An important side note about clothing should be addressed.
Make sure that if are walking or exercising outdoors, especially in the country, you are wearing clothes that will make you stand out.
Bright orange clothing is highly recommended to avoid any confusion from hunters. It was pointed out by no less than 15 people this weekend that I need to be careful when I am taking my winter walks. As a former city guy from Florida, wearing hunters orange was not something that crossed my mind.
I appreciate the kind words to keep me safe. Hopefully my words this week will keep you active and safe while we exercise this winter.
Over the past two weeks I have discussed the changes that the State of Nebraska is implementing in terms of state standards for Physical Education. These changes outline a switch from a sports based curriculum model, to a fitness based curriculum model. The implementation of new state Physical Education standards is important, but additional steps must be taken to have an impact on childhood obesity. With curricular demands preventing additional Physical Education time, we need to create different ways to get our children active during the school day. It may be suggested that our kids get enough activity time each day with regularly scheduled recess breaks. While this is partially true, recess breaks have not made a significant decrease on childhood obesity.
It is recommended that children are physically active for 60 minutes per day, approximately half of that time should occur when children are in school. Studies suggest that physical exercise yields both short-term and long term achievements in the classroom. For example, one study found that kids who exercised 10-20 minutes prior to a math test outperformed kids in the sedentary control group.

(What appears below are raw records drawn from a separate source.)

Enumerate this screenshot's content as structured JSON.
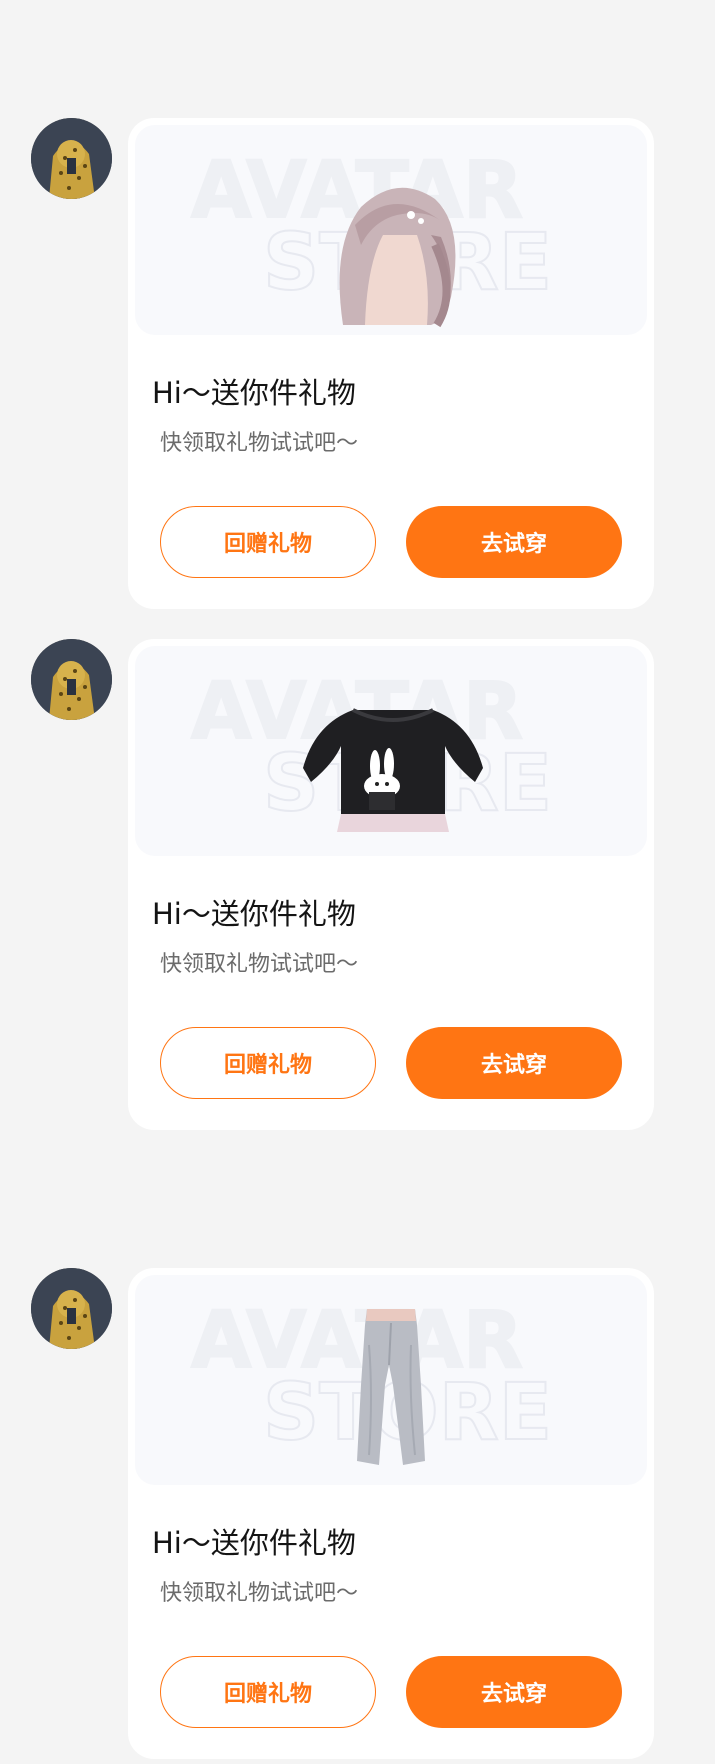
{
  "colors": {
    "page_background": "#f4f4f4",
    "card_background": "#ffffff",
    "banner_background": "#f8f9fc",
    "accent": "#ff7513",
    "title_text": "#141414",
    "subtitle_text": "#6b6b6b"
  },
  "messages": [
    {
      "avatar_icon": "user-avatar-yellow-hoodie",
      "item_icon": "hair-item-icon",
      "watermark_top": "AVATAR",
      "watermark_bottom": "STORE",
      "title": "Hi～送你件礼物",
      "subtitle": "快领取礼物试试吧～",
      "return_gift_label": "回赠礼物",
      "try_on_label": "去试穿"
    },
    {
      "avatar_icon": "user-avatar-yellow-hoodie",
      "item_icon": "sweater-item-icon",
      "watermark_top": "AVATAR",
      "watermark_bottom": "STORE",
      "title": "Hi～送你件礼物",
      "subtitle": "快领取礼物试试吧～",
      "return_gift_label": "回赠礼物",
      "try_on_label": "去试穿"
    },
    {
      "avatar_icon": "user-avatar-yellow-hoodie",
      "item_icon": "pants-item-icon",
      "watermark_top": "AVATAR",
      "watermark_bottom": "STORE",
      "title": "Hi～送你件礼物",
      "subtitle": "快领取礼物试试吧～",
      "return_gift_label": "回赠礼物",
      "try_on_label": "去试穿"
    }
  ]
}
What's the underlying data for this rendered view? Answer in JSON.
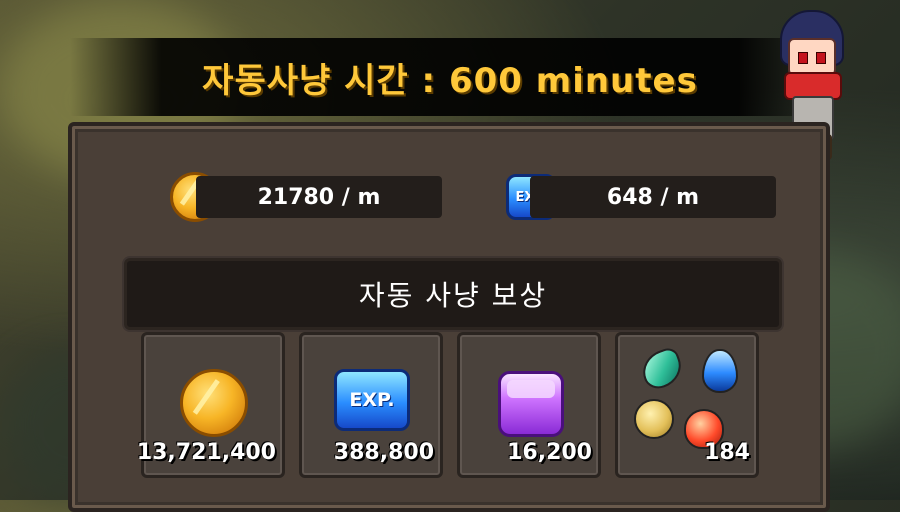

Physical activity breaks during regular classroom time can be a solution to this problem. Implementing 5 minute physical activity breaks at the end of each core (math, social studies, science, english) educational lesson can increase our children’s cardiovascular health, increase the quality of their learning, and decrease the amount of disciplinary actions for students. Ideally the activity break content would tie together with the content of the lesson being taught, and would not take away from any instructional time. A math lesson, for example, becomes much more enjoyable for children if they are given the option to move and learn at the same time. If we can incorporate physical activity into the regular school day via the core subject activity breaks, we are helping our children with almost half of their daily recommended physical activity time.
Modification of classroom lessons to incorporate structured movement learning opportunities, puts our student’s one step closer to decreasing childhood obesity.